Burning trash has a long history in the United States, and municipal solid waste incinerators have sparked resistance in many places.
My 11- and 14-year-olds recently joined the global Climate Strike movement via a local chapter of the organization Earth Guardians.
Smart robots, sensors and vision systems fortified with machine learning software are creeping into production at recycling facilities in Colorado, Japan and Europe.
Houston, Texas, has flooded every year for the past five years. At the same time, Texas is also known for dire water shortages.
There are few domains where the risks of failure and rewards of success are more pronounced than the ocean.
Humans have a long history of living on water. Our water homes span the fishing villages in Southeast Asia, Peru and Bolivia to modern floating homes in Vancouver and Amsterdam
Positive change happens in cities, but it’s often lost in a sea of bad news about air pollution, rising costs of living, traffic jams and inequality.
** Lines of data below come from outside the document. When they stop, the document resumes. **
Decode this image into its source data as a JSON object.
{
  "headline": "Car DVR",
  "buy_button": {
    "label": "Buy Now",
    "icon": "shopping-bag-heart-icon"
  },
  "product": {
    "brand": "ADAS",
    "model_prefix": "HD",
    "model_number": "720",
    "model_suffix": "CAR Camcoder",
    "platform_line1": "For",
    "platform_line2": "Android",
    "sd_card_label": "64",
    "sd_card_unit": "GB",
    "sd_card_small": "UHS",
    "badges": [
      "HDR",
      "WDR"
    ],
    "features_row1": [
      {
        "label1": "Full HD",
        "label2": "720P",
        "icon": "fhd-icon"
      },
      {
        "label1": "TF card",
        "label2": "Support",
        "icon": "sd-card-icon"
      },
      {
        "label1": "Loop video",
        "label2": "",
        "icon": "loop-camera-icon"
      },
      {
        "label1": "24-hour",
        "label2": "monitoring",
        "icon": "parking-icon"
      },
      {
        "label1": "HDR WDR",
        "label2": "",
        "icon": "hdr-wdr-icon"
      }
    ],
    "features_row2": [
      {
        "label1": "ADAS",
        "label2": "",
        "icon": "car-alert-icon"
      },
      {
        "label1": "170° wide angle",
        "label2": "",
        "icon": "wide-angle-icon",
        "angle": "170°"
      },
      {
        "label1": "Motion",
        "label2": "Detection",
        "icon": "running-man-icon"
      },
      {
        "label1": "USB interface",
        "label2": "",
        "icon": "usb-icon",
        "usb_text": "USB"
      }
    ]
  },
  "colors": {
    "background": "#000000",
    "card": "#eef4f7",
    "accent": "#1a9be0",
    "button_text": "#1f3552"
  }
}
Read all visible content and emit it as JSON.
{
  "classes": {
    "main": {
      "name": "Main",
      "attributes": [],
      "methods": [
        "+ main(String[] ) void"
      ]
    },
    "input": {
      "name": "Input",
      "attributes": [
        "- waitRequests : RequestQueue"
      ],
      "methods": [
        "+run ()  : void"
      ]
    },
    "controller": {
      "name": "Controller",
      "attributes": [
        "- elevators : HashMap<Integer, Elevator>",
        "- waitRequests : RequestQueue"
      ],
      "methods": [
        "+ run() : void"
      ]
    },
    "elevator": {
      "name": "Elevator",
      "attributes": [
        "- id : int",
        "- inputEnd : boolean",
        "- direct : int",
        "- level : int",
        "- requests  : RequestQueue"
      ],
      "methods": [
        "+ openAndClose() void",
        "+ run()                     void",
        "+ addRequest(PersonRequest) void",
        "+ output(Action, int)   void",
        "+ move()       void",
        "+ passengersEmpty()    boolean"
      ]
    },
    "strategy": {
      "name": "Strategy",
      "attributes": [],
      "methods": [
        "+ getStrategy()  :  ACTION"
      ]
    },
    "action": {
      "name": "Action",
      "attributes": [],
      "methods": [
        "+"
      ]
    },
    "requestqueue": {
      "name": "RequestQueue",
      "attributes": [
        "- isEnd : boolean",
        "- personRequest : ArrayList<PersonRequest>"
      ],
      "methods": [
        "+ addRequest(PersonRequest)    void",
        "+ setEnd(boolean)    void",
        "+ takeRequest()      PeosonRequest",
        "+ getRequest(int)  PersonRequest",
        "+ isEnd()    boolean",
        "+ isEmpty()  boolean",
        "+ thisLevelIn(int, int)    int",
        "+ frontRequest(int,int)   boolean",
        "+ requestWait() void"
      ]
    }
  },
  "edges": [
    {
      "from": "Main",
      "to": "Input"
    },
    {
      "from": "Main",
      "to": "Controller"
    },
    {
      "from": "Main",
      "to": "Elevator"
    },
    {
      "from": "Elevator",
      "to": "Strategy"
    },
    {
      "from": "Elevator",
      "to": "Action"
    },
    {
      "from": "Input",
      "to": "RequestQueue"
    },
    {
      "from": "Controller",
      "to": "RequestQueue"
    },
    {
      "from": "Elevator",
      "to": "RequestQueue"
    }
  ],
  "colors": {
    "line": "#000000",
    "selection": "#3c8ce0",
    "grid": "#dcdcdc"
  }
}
Consumers are increasingly aware of the planetary implications of their diets, and only those living under a rock will have failed to notice the market shifting accordingly: